Tumor development involves a complex interplay between cancer cells and the surrounding microenvironment, including cancer-associated fibroblasts (CAFs). Whether such CAFs are tumor suppressive or tumor promoting remains a contentious issue, with obvious therapeutic implications regarding targeting of stromal cell populations in vivo.
In colorectal cancer, inflammation is strongly implicated in tumorigenesis. The NF-κB signaling pathway is of particular interest, as a key regulator of both inflammation and cancer.
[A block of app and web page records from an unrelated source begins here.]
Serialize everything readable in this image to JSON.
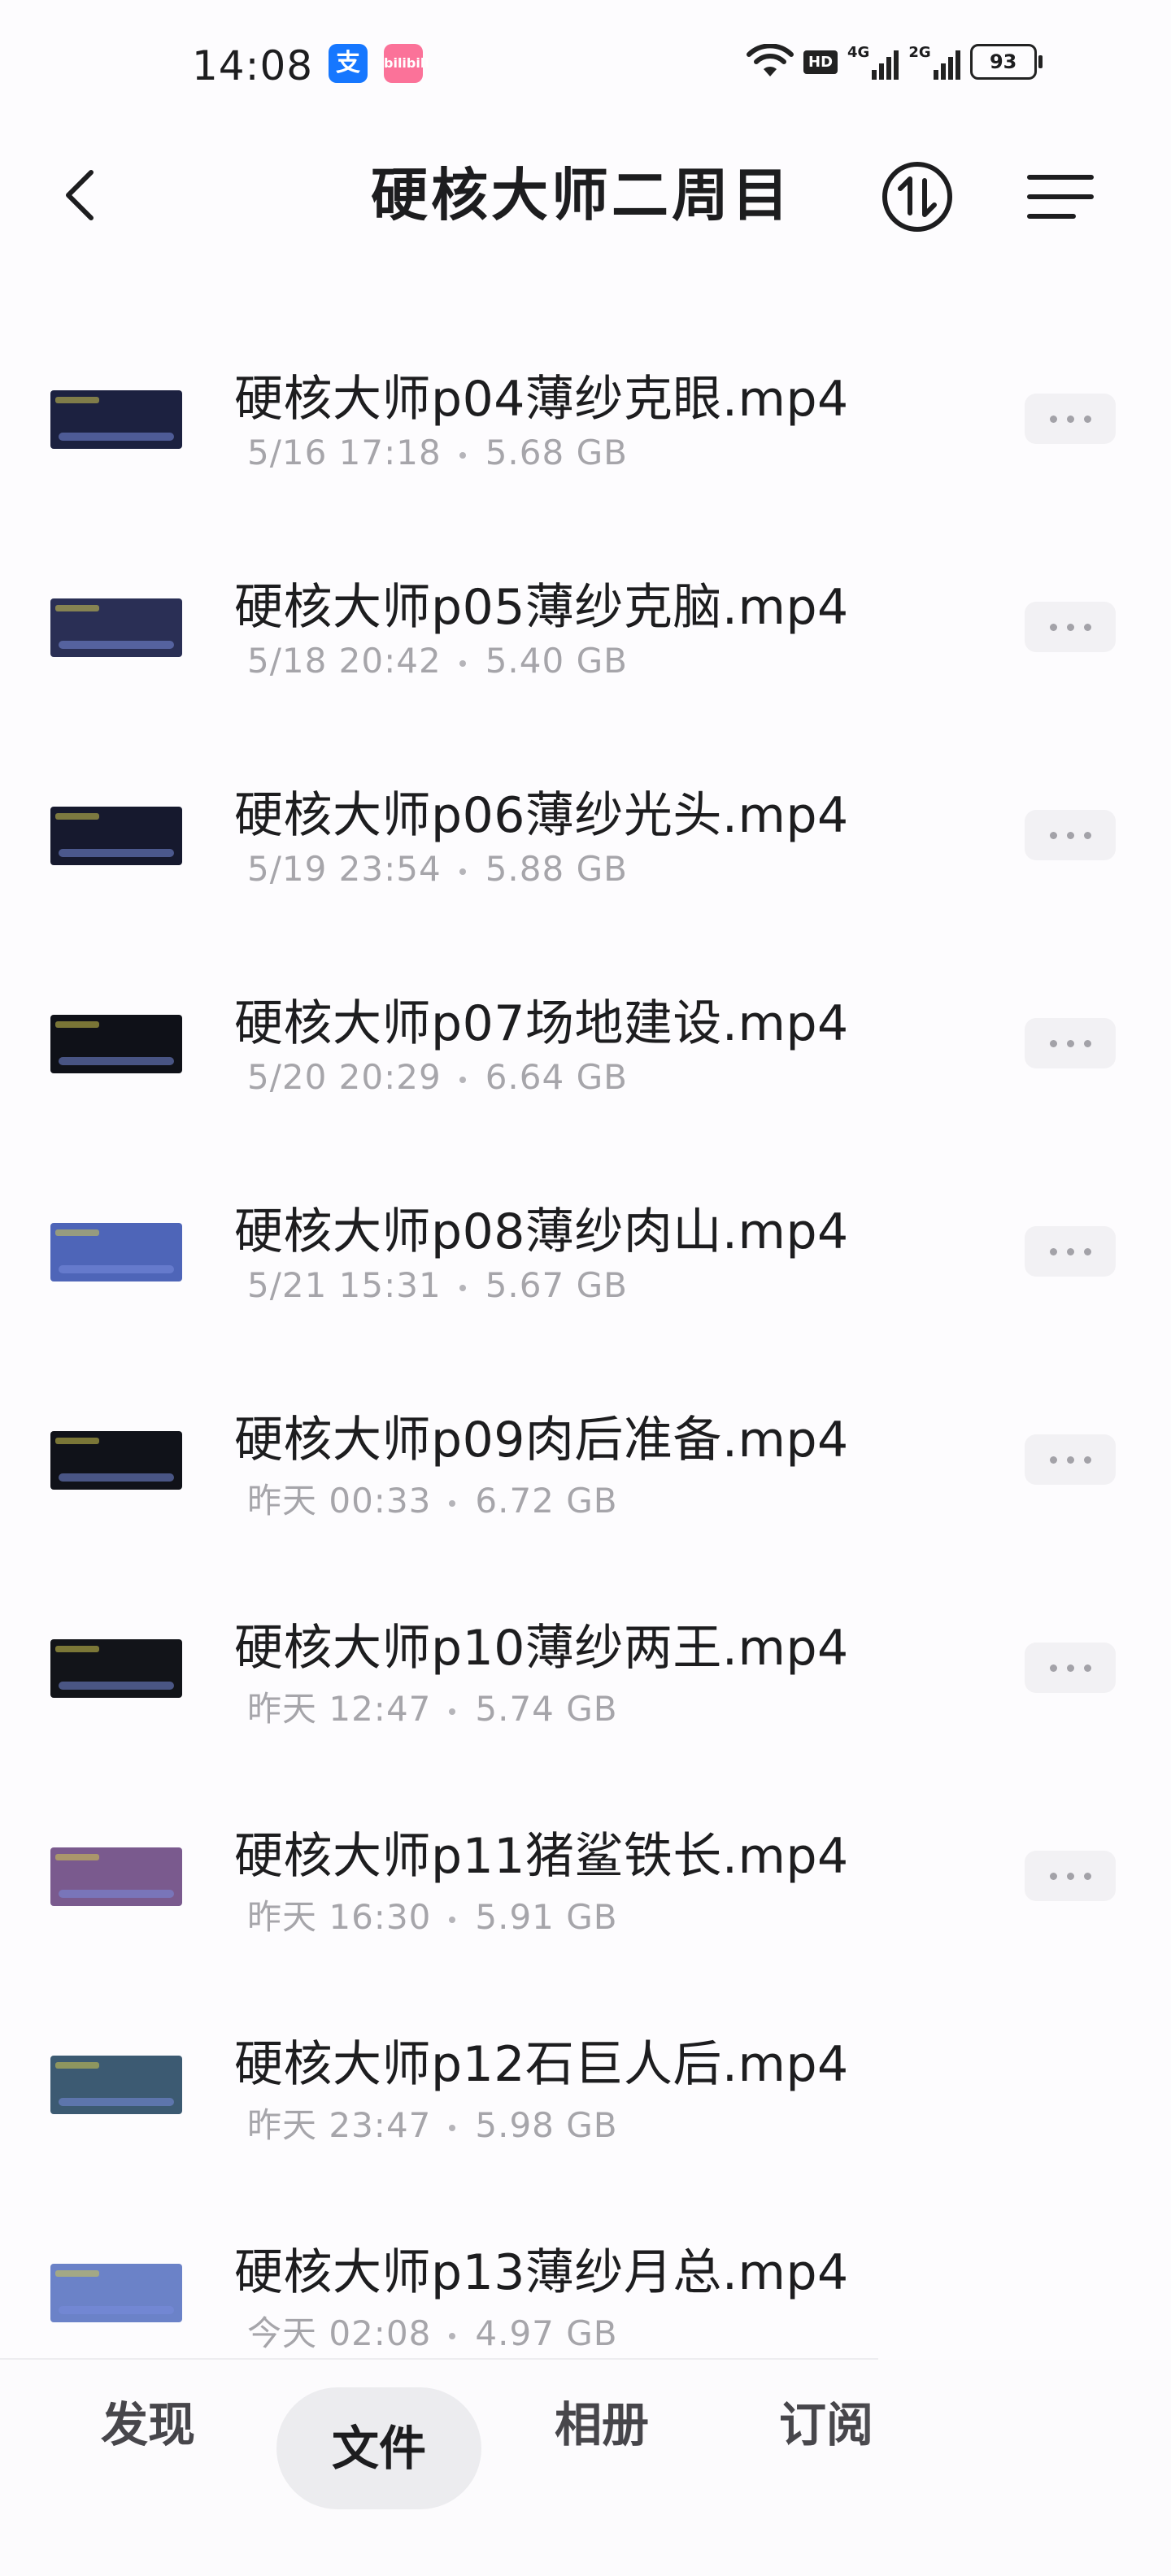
{
  "status_bar": {
    "time": "14:08",
    "app_badge_1": "支",
    "app_badge_2": "bilibili",
    "hd_label": "HD",
    "net_1": "4G",
    "net_2": "2G",
    "battery": "93"
  },
  "header": {
    "title": "硬核大师二周目"
  },
  "files": [
    {
      "name": "硬核大师p04薄纱克眼.mp4",
      "date": "5/16 17:18",
      "size": "5.68 GB",
      "thumb": "#1c2140"
    },
    {
      "name": "硬核大师p05薄纱克脑.mp4",
      "date": "5/18 20:42",
      "size": "5.40 GB",
      "thumb": "#2a2f55"
    },
    {
      "name": "硬核大师p06薄纱光头.mp4",
      "date": "5/19 23:54",
      "size": "5.88 GB",
      "thumb": "#16192e"
    },
    {
      "name": "硬核大师p07场地建设.mp4",
      "date": "5/20 20:29",
      "size": "6.64 GB",
      "thumb": "#0f1118"
    },
    {
      "name": "硬核大师p08薄纱肉山.mp4",
      "date": "5/21 15:31",
      "size": "5.67 GB",
      "thumb": "#4e65b8"
    },
    {
      "name": "硬核大师p09肉后准备.mp4",
      "date": "昨天 00:33",
      "size": "6.72 GB",
      "thumb": "#101219"
    },
    {
      "name": "硬核大师p10薄纱两王.mp4",
      "date": "昨天 12:47",
      "size": "5.74 GB",
      "thumb": "#121419"
    },
    {
      "name": "硬核大师p11猪鲨铁长.mp4",
      "date": "昨天 16:30",
      "size": "5.91 GB",
      "thumb": "#7a5a8e"
    },
    {
      "name": "硬核大师p12石巨人后.mp4",
      "date": "昨天 23:47",
      "size": "5.98 GB",
      "thumb": "#3c5a72"
    },
    {
      "name": "硬核大师p13薄纱月总.mp4",
      "date": "今天 02:08",
      "size": "4.97 GB",
      "thumb": "#6b82c8"
    }
  ],
  "bottom_nav": {
    "discover": "发现",
    "files": "文件",
    "albums": "相册",
    "subscribe": "订阅"
  }
}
Previous studies from the group of Florian Greten and others have assessed the function of NF-κB signaling in intestinal epithelial cells at different stages during tumor growth. Two new studies, in this issue, have now investigated the stromal contribution of NF-κB signaling to colorectal tumorigenesis through deletion of the same gene in mesenchymal cells—with diametrically opposite results. Both groups took a broadly similar approach by deleting IKKβ (a mediator of NF-κB) in intestinal fibroblasts/CAFs, alongside chemical carcinogenesis (AOM/DSS). Using a ColVICre driver, Koliaraki et al. report that deletion of IKKβ in intestinal mesenchymal cells leads to decreased tumor incidence. Conversely, Pallangyo et al. report that deletion of IKKβ using a Col1a2Cre-ER driver stimulates intestinal epithelial cell proliferation and increased tumor size, suggesting an unexpected tumor-suppressive function for NF-κB signaling in CAFs. Interestingly, in the absence of inflammation, both models show no overt phenotype at homeostasis, suggesting that tissue damage is required.
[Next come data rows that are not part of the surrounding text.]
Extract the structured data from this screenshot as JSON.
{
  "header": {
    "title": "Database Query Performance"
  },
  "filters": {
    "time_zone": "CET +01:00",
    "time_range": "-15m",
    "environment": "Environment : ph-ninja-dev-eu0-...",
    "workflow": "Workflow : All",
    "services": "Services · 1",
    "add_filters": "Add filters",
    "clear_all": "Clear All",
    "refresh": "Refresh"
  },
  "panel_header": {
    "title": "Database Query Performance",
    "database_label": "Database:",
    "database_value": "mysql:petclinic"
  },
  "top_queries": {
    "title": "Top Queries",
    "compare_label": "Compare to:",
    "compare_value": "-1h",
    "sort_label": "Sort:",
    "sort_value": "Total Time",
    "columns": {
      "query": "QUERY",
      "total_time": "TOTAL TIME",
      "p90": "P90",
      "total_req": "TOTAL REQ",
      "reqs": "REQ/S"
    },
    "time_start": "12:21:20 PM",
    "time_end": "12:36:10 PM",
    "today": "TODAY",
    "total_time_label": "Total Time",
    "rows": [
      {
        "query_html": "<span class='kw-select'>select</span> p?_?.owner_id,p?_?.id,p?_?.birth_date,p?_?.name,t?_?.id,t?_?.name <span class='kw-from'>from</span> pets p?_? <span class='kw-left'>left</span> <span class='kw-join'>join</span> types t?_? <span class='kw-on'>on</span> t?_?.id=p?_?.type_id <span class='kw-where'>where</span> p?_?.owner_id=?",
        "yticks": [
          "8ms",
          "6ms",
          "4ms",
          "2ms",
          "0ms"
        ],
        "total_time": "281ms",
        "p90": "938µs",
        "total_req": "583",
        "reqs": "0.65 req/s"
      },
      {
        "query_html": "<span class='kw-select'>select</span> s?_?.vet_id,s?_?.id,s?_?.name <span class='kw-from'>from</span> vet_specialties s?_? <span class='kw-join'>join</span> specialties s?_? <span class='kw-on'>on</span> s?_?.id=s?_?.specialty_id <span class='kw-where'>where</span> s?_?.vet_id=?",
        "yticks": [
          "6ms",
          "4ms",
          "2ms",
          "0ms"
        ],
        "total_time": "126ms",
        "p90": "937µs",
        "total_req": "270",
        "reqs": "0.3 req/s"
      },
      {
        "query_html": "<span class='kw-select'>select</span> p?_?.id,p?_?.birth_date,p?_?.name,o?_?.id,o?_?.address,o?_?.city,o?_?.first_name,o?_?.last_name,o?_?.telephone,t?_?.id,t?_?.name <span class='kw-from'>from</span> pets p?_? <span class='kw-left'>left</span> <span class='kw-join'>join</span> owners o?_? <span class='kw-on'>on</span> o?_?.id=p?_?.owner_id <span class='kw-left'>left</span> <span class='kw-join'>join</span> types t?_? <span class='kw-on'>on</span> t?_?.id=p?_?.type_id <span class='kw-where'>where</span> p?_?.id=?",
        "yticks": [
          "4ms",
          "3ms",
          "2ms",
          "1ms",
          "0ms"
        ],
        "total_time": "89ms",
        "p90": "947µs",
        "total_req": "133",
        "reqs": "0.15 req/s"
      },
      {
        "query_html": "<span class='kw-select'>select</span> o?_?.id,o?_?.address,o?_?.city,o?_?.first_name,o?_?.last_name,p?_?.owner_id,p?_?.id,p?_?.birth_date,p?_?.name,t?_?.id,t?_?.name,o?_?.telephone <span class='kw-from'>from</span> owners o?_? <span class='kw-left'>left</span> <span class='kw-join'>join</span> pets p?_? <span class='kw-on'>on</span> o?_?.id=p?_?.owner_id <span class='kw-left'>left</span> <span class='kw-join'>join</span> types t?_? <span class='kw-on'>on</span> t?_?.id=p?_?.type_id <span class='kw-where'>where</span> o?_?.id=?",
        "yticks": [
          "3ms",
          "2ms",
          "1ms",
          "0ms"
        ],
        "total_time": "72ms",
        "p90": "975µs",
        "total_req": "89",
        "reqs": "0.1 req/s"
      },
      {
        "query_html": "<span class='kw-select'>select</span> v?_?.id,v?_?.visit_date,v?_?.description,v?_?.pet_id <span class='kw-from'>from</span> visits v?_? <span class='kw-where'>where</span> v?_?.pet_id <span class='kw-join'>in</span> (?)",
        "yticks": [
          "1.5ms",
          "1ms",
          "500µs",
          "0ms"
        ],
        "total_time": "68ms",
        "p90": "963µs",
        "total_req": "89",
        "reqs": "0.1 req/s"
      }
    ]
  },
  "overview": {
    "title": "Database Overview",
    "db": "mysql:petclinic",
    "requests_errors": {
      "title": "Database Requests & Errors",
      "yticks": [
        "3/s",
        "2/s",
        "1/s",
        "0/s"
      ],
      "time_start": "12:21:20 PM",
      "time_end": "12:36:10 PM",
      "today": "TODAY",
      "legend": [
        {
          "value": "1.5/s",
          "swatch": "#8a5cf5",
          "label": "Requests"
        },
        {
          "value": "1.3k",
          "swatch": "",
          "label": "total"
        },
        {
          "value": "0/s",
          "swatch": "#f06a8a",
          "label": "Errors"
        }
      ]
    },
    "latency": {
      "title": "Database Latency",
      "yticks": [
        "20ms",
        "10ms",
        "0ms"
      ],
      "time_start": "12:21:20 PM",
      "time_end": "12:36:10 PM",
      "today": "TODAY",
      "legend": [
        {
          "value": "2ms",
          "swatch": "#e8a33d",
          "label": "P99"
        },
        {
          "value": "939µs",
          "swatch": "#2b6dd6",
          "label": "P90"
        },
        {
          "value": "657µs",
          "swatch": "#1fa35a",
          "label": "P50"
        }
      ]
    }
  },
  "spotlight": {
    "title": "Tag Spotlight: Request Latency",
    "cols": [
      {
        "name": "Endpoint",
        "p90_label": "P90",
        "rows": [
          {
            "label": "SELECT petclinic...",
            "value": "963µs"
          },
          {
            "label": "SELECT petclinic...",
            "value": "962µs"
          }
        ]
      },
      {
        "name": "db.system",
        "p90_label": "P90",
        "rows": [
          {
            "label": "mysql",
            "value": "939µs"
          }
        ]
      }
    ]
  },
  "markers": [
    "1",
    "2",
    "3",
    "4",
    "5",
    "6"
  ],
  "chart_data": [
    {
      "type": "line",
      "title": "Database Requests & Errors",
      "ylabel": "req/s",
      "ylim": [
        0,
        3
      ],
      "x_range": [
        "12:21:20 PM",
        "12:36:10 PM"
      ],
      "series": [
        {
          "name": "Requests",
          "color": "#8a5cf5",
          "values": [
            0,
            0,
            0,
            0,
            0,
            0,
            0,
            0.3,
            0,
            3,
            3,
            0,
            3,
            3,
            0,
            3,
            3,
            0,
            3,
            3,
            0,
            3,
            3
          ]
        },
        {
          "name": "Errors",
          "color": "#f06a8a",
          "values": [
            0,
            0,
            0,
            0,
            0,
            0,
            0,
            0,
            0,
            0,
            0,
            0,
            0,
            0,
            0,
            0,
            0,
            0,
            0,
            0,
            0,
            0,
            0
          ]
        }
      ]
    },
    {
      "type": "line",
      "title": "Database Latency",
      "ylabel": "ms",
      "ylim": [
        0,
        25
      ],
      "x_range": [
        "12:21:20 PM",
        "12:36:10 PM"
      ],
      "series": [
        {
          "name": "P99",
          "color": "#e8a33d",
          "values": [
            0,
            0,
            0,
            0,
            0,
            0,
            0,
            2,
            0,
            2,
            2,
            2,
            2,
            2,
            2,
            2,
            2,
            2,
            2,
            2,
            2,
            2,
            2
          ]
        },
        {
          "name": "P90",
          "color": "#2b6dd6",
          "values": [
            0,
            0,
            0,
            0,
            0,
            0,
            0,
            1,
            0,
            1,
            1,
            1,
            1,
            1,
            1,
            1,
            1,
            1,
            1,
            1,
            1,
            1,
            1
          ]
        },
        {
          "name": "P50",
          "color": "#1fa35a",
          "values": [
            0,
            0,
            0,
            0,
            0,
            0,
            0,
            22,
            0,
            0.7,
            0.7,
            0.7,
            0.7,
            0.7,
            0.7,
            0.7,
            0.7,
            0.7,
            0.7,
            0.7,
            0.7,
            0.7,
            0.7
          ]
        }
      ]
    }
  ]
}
This work can be put in the context of growing literature where the inhibition of stromal elements is hard to predict. For example, in pancreatic ductal adenocarcinoma (PDAC), activated stellate cells alter the tumor microenvironment, making the tumor refractory to drug treatment. It follows that depletion of the stroma should lead to therapeutic improvement. However, through targeted functional ablation of myofibroblasts, Raghu Kalluri and colleagues have revealed a tumor-suppressive role for the stroma in PDAC. In the mammary gland, Gustavo Leone’s group has shown that genetic inactivation of Pten in stromal fibroblasts accelerates the progression of mammary epithelial tumors. In the intestine, Tomi Mäkelä and colleagues have shown that LKB1 signaling in mesenchymal cells is required for suppression of gastrointestinal polyposis, whereas Gijs van den Brink’s group showed that Indian Hedgehog signaling from the stroma is required for adenoma formation. Therefore, a much more detailed study of the tumor-suppressive and tumor-promoting aspects of the tumor stroma is required, and this is likely to be tissue-tumor specific. Care should be taken in overinterpreting depletion studies, which may have dramatic effects on homeostasis.
Clearly work remains to reconcile these two new studies, specifically to determine if IKKβ is being deleted in distinct fibroblast populations through the use of different Cre drivers. Furthermore, it is possible that constitutive (ColVICre) versus inducible (Col1a2Cre-ER) deletion of IKKβ could have biological implications, particularly regarding genetic compensation mechanisms through development. Uniform analysis using the same conditionally inducible Cre driver, sampled at the same time point, will be essential here. Most importantly though, these results suggest there is heterogeneity in intestinal fibroblasts and that targeting pathways may have distinct outcomes in different fibroblast populations.
Together, these two studies offer very exciting new insights into NF-κB signaling in stromal fibroblasts in colitis-associated cancer and show that we are only just beginning to understand the complexity of the tumor microenvironment. Understanding the differences between these studies could offer profound new insights into fibroblast heterogeneity in the intestinal epithelium.